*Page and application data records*
- Opening Delimiter -
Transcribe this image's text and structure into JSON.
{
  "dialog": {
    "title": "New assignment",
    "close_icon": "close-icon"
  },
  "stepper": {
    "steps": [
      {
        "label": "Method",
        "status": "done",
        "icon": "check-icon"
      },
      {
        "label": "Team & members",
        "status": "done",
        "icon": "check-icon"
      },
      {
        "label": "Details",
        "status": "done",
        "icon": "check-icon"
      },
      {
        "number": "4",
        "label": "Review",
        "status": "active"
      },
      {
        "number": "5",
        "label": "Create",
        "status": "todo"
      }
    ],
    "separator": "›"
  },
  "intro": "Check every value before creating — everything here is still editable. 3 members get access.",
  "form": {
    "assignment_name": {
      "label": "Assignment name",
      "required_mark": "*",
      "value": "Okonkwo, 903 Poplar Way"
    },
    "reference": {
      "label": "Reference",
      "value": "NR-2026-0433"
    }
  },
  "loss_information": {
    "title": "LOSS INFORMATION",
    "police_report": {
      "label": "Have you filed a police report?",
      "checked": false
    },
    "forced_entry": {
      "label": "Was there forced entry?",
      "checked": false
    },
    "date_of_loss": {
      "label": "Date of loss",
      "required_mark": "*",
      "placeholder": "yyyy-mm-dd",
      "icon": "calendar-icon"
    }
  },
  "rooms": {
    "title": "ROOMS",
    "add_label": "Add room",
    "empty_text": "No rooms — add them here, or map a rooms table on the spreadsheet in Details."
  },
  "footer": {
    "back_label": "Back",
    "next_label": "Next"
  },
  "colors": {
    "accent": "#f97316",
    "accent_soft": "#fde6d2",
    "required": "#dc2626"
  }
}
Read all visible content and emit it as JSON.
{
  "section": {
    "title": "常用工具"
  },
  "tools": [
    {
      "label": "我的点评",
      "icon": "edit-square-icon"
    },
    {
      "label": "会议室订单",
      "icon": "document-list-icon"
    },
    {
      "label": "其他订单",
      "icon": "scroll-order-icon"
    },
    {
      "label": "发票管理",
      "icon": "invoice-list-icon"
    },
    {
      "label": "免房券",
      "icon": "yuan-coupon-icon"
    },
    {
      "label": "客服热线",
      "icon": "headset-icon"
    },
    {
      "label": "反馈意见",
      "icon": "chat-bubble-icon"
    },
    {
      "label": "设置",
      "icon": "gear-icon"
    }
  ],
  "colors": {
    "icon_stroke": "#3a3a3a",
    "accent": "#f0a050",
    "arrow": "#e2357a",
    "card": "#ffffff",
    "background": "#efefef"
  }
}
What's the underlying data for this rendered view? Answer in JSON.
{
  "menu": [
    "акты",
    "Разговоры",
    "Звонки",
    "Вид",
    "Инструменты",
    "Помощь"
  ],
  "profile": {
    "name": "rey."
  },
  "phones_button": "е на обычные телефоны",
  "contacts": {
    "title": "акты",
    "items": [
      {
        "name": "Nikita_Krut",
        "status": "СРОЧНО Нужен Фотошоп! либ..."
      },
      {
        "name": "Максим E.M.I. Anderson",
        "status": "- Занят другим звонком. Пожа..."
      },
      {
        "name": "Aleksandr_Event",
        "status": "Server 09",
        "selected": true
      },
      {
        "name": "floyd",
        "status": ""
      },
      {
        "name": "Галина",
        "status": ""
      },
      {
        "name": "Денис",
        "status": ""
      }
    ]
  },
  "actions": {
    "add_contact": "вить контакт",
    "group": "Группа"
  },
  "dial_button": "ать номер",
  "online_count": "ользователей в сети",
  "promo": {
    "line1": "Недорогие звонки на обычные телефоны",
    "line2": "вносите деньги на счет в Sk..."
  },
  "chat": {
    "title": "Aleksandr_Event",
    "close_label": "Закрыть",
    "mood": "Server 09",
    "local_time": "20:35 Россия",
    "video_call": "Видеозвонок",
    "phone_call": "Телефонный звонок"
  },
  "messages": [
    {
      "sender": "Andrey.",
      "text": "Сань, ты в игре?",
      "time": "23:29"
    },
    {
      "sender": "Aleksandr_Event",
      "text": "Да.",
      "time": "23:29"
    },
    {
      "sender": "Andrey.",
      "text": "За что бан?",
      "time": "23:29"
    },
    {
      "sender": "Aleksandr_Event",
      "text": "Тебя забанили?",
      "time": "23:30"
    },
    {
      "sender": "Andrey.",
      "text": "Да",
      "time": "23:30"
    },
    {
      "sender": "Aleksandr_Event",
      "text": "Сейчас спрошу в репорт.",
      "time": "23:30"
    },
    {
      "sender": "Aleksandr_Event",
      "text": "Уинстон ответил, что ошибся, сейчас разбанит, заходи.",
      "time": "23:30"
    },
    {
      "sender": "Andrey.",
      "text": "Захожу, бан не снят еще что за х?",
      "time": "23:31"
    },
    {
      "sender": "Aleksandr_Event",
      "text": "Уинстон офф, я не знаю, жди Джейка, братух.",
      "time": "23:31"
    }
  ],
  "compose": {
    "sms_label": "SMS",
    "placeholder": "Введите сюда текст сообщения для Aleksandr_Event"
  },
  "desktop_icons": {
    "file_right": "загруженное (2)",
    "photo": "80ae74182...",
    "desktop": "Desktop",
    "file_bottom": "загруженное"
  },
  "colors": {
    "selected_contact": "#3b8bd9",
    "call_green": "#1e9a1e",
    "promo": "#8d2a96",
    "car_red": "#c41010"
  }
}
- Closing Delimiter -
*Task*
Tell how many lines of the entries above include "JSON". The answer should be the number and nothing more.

*Result*
3